HOUSTON – Former House Majority Leader Tom DeLay, facing trial on charges of money laundering in a campaign finance scheme, officially filed Tuesday to run for a 12th term in his suburban Houston district.
The filing was not unexpected.
Republican DeLay, who has denied any wrongdoing and has accused Democrat Travis County District Attorney Ronnie Earle of conducting a political witch hunt, already has been campaigning against his likely general election opponent, former Democratic U.S. Rep. Nick Lampson. He still must deal with at least two GOP challengers in the March primary.
DeLay filed by petition with the Republican Party of Texas, delivering almost 1,000 signatures collected by volunteers. Filing by petition, instead of paying a filing fee, requires 500 signatures from registered voters in his district.
When DeLay disclosed his plans Tuesday at an appearance before a business group in the Johnson Space Center area of his district, he received a standing ovation from the overflow crowd of some 150 people.
Asked about Lampson's challenge, he replied: "It's not a challenge."
In his address DeLay touted the accomplishments of the most recent congressional session. He didn't mention his legal difficulties until a question-and-answer session afterward, in which he said there was a Democratic strategy to take him down.
"The record of this year is pretty amazing and we've been able to do it despite getting down into the gutter the Democrats have chosen to get into," DeLay said. "They have no agenda. All they have is the politics of personal destruction, and we understand what it is. We stay focused on our job to represent the views and values of our constituents and doing good things for the nation."
Lawyer Michael Fjetland, defeated three times by DeLay, filed last week to enter the GOP primary. Pat Baig, a former teacher and political rookie, has said she'll join them and already has been campaigning.
DeLay, the former House Majority leader who was indicted earlier this year, usually campaigns quietly without much concern for his re-election in a solidly Republican district.
But with his legal troubles prominent, and with national Democrats backing Lampson, DeLay's ordinarily routine re-election has taken on a much higher profile, even drawing Vice President Dick Cheney to headline a recent fund-raiser in Houston.

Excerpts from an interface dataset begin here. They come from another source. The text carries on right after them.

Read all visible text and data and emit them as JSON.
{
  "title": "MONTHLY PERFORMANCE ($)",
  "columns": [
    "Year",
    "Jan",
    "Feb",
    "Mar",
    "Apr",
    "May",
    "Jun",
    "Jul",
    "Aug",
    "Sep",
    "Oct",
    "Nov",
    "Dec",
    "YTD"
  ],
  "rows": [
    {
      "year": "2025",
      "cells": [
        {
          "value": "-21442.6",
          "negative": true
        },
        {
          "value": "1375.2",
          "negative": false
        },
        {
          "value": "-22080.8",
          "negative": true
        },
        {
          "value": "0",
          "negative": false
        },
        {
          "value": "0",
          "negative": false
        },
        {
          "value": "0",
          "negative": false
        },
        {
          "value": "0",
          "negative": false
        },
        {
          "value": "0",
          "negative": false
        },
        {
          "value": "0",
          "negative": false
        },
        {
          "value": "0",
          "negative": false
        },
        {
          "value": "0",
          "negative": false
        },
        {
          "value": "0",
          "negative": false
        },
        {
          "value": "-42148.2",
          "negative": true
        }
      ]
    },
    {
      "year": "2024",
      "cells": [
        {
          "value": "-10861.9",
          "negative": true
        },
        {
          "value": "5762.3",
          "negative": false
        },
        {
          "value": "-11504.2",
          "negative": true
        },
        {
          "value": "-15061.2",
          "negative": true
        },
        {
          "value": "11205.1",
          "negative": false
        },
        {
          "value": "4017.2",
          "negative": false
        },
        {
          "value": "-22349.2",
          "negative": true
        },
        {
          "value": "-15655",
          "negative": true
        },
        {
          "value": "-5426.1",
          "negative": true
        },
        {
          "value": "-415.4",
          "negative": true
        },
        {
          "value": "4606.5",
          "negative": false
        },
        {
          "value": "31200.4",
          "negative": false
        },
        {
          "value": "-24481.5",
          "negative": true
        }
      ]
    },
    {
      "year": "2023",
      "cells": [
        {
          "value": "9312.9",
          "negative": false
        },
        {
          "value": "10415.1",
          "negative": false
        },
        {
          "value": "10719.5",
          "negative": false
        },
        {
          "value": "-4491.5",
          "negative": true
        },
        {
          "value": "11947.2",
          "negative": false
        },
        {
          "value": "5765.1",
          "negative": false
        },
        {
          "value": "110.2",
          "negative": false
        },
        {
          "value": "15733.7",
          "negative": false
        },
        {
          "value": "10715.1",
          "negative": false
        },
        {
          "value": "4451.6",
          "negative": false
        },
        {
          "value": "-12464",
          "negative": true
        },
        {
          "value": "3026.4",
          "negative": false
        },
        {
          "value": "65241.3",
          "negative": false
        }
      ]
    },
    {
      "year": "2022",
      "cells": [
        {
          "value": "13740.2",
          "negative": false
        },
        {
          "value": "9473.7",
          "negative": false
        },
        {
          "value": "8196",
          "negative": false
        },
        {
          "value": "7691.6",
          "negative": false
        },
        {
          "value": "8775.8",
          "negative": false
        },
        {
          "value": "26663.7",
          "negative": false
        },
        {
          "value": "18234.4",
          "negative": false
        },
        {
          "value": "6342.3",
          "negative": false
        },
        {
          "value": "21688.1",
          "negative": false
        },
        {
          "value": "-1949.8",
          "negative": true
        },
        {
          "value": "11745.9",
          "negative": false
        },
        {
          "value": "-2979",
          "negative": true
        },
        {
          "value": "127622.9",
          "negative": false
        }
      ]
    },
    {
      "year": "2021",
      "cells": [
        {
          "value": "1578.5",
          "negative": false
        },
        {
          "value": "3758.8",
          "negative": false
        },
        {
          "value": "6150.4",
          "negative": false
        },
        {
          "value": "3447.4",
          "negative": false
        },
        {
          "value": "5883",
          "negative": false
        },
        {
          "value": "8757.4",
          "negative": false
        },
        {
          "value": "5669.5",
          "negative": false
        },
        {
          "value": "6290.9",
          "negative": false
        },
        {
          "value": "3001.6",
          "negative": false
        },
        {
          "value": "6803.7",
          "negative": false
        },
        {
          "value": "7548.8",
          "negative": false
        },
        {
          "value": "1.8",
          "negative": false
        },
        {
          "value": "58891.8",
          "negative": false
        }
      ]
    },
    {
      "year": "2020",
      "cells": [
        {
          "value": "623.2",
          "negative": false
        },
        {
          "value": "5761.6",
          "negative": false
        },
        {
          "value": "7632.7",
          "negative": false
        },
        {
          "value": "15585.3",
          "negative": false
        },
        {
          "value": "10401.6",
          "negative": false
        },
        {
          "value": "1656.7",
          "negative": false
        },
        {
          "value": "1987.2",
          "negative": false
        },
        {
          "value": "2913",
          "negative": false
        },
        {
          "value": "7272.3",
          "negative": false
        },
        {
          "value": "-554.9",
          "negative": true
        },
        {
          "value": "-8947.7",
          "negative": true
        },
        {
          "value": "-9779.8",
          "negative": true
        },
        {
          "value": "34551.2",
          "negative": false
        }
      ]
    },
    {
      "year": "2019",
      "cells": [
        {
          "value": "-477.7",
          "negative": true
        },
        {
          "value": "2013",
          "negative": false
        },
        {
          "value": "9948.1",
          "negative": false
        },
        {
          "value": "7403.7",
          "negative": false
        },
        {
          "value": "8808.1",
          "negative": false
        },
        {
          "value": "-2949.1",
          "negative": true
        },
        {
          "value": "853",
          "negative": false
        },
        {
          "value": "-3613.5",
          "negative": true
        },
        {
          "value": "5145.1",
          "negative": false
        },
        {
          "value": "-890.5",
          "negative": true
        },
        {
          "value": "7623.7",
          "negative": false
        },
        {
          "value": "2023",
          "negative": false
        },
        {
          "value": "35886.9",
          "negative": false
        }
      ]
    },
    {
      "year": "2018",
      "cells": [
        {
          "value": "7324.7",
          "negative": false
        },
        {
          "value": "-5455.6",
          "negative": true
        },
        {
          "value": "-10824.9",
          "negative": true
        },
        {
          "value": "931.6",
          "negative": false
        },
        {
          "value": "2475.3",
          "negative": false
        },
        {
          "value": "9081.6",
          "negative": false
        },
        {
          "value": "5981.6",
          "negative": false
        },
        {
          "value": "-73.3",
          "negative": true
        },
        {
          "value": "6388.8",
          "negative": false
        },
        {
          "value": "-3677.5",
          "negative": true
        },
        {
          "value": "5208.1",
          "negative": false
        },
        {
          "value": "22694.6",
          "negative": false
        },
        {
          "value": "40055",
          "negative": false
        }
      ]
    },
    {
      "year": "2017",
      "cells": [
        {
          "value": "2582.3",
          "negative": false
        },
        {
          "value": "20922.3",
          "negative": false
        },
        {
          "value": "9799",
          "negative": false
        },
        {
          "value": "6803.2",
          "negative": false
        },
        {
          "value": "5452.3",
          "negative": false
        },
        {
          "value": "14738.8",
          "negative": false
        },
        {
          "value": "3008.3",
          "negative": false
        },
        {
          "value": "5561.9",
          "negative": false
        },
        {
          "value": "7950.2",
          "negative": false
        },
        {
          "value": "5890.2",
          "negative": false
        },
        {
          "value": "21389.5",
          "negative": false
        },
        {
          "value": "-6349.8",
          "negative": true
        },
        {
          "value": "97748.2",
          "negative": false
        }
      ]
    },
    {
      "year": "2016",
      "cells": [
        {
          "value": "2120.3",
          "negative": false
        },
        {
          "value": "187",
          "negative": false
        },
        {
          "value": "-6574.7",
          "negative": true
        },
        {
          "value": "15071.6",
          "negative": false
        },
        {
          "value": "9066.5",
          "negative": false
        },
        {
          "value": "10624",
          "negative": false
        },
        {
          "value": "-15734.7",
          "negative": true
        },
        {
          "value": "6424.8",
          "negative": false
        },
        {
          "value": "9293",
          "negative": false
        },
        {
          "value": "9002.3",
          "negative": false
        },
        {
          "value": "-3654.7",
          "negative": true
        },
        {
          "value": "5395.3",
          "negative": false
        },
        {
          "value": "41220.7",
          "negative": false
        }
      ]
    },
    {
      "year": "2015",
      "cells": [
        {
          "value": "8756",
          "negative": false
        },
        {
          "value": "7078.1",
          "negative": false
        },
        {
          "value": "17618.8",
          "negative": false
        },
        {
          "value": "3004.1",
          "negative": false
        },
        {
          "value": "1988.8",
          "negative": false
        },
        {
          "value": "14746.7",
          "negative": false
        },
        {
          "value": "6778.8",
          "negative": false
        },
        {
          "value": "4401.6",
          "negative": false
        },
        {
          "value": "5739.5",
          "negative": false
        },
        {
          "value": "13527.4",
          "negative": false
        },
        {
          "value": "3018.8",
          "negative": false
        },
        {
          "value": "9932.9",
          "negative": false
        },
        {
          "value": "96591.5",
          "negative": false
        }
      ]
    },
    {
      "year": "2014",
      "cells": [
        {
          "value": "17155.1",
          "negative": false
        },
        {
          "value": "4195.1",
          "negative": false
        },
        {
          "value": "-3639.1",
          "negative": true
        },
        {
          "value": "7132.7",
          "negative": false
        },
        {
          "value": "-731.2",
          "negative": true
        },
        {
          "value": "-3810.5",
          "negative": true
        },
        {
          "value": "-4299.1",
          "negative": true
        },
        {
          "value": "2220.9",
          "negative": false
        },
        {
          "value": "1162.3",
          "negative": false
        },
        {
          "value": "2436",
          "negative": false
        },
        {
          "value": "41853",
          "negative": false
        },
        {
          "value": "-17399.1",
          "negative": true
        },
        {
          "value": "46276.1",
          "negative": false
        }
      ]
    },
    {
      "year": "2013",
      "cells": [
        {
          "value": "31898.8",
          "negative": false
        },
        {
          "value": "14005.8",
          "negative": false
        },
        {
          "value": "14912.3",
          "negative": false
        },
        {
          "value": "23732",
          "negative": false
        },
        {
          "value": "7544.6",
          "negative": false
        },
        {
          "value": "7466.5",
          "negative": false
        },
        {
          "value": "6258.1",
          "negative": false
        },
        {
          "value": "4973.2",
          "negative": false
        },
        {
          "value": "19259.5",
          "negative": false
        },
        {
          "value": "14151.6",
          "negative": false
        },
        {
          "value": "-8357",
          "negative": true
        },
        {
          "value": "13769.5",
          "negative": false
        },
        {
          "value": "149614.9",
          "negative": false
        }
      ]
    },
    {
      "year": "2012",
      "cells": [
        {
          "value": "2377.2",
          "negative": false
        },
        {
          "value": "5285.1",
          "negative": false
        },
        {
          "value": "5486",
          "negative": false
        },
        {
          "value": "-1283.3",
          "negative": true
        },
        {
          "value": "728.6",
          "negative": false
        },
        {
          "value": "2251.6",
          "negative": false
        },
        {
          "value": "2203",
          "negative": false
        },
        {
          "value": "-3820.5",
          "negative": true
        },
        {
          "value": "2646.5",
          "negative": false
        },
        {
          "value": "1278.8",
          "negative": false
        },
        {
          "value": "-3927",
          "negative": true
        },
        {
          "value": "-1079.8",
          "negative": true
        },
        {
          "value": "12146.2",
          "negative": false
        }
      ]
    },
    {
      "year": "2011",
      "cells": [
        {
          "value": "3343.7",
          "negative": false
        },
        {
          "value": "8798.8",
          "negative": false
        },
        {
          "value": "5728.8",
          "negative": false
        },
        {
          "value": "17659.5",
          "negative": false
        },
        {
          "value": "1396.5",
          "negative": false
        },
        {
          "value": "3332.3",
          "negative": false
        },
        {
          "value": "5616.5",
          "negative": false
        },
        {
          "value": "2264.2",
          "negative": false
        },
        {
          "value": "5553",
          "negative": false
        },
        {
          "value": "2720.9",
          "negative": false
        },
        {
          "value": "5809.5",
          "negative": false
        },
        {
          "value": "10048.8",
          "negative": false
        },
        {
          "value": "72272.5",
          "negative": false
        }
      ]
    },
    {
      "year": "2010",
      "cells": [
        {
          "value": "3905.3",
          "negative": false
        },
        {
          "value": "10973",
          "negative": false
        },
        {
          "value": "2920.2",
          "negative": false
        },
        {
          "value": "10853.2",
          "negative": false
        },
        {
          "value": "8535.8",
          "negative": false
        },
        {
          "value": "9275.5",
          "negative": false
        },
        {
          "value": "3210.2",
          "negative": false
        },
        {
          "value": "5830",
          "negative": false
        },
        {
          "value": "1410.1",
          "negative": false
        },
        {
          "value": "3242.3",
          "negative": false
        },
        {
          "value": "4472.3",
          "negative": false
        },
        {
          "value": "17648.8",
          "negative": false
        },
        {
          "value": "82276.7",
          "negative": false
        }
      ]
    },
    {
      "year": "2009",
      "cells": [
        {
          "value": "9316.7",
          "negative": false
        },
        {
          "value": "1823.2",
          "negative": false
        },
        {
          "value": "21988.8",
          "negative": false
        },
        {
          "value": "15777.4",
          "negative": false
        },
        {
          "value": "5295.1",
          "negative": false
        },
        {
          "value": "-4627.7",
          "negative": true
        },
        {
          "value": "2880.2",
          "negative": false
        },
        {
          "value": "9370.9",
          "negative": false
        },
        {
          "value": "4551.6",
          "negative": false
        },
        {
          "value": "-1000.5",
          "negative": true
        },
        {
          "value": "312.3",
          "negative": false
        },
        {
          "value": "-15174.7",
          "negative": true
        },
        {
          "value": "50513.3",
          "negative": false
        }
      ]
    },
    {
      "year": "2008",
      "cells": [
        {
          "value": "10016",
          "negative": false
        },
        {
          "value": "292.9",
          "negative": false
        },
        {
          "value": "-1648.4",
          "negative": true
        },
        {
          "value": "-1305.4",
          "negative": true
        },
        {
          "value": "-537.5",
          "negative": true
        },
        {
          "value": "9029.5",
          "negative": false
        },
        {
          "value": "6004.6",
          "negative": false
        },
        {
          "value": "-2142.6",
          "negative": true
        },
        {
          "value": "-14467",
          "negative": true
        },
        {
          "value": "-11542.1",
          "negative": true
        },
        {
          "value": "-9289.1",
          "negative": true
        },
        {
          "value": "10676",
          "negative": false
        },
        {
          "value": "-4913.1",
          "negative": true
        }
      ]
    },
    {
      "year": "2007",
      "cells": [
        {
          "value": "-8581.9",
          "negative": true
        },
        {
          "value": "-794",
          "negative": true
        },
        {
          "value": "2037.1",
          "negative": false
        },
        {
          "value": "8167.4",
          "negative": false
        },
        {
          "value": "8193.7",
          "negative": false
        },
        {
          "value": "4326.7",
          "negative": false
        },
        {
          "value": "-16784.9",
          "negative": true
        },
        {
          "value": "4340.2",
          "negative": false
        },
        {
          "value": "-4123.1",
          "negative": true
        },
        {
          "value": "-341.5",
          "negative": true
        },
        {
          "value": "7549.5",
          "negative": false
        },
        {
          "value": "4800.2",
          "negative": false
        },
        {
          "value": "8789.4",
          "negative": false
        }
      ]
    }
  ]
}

DeLay's announcement Tuesday came after State District Judge Pat Priest last weekend said he couldn't set additional hearings in the criminal case until after an appeals court ruling, dampening DeLay's hopes of regaining his House leadership post.
DeLay, who has denied wrongdoing, wants to separate a remaining charge and proceed to trial on one count while others are being appealed so he can regain his majority leader job before his GOP colleagues call for new leadership elections.
DeLay was forced to step aside as majority leader in September after he was indicted on state charges of conspiracy to violate Texas election laws. A second grand jury indicted him on charges of conspiracy to launder money and money laundering charges.
Earle alleges DeLay and two co-conspirators funneled $190,000 in corporate contributions through the Texas political committee and an arm of the National Republican Committee to seven GOP state legislative candidates.
Earle contends DeLay and his two associates tried to circumvent Texas' law barring spending corporate money on campaigns except for administrative expenses.
Besides the criminal charges, the U.S. Supreme Court decided a week ago to review the Texas congressional redistricting plan DeLay engineered.